§ DATA FOR THIS TASK
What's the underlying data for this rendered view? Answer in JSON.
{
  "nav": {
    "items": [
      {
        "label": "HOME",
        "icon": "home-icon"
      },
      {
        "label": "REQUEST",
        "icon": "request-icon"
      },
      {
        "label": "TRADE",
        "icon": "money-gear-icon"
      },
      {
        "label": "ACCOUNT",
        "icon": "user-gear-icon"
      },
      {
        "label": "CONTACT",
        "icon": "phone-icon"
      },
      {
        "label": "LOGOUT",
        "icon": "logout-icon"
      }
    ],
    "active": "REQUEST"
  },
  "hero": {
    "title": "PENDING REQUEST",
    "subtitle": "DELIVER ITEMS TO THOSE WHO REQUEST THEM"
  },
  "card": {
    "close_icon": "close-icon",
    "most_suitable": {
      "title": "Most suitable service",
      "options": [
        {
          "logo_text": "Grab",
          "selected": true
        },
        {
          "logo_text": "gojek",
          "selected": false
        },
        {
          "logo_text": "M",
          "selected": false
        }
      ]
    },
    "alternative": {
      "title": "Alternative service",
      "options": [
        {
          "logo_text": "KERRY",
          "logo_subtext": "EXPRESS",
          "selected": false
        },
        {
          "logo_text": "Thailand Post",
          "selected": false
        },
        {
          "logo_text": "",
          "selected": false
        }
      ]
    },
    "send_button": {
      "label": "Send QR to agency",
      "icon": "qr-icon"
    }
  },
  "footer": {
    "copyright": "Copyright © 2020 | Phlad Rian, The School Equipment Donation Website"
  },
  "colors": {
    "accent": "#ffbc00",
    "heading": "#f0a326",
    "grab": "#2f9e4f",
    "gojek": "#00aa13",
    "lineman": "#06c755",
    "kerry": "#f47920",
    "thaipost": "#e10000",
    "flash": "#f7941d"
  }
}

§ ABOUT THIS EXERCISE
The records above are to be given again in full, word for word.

§ RESULT
What's the underlying data for this rendered view? Answer in JSON.
{
  "nav": {
    "items": [
      {
        "label": "HOME",
        "icon": "home-icon"
      },
      {
        "label": "REQUEST",
        "icon": "request-icon"
      },
      {
        "label": "TRADE",
        "icon": "money-gear-icon"
      },
      {
        "label": "ACCOUNT",
        "icon": "user-gear-icon"
      },
      {
        "label": "CONTACT",
        "icon": "phone-icon"
      },
      {
        "label": "LOGOUT",
        "icon": "logout-icon"
      }
    ],
    "active": "REQUEST"
  },
  "hero": {
    "title": "PENDING REQUEST",
    "subtitle": "DELIVER ITEMS TO THOSE WHO REQUEST THEM"
  },
  "card": {
    "close_icon": "close-icon",
    "most_suitable": {
      "title": "Most suitable service",
      "options": [
        {
          "logo_text": "Grab",
          "selected": true
        },
        {
          "logo_text": "gojek",
          "selected": false
        },
        {
          "logo_text": "M",
          "selected": false
        }
      ]
    },
    "alternative": {
      "title": "Alternative service",
      "options": [
        {
          "logo_text": "KERRY",
          "logo_subtext": "EXPRESS",
          "selected": false
        },
        {
          "logo_text": "Thailand Post",
          "selected": false
        },
        {
          "logo_text": "",
          "selected": false
        }
      ]
    },
    "send_button": {
      "label": "Send QR to agency",
      "icon": "qr-icon"
    }
  },
  "footer": {
    "copyright": "Copyright © 2020 | Phlad Rian, The School Equipment Donation Website"
  },
  "colors": {
    "accent": "#ffbc00",
    "heading": "#f0a326",
    "grab": "#2f9e4f",
    "gojek": "#00aa13",
    "lineman": "#06c755",
    "kerry": "#f47920",
    "thaipost": "#e10000",
    "flash": "#f7941d"
  }
}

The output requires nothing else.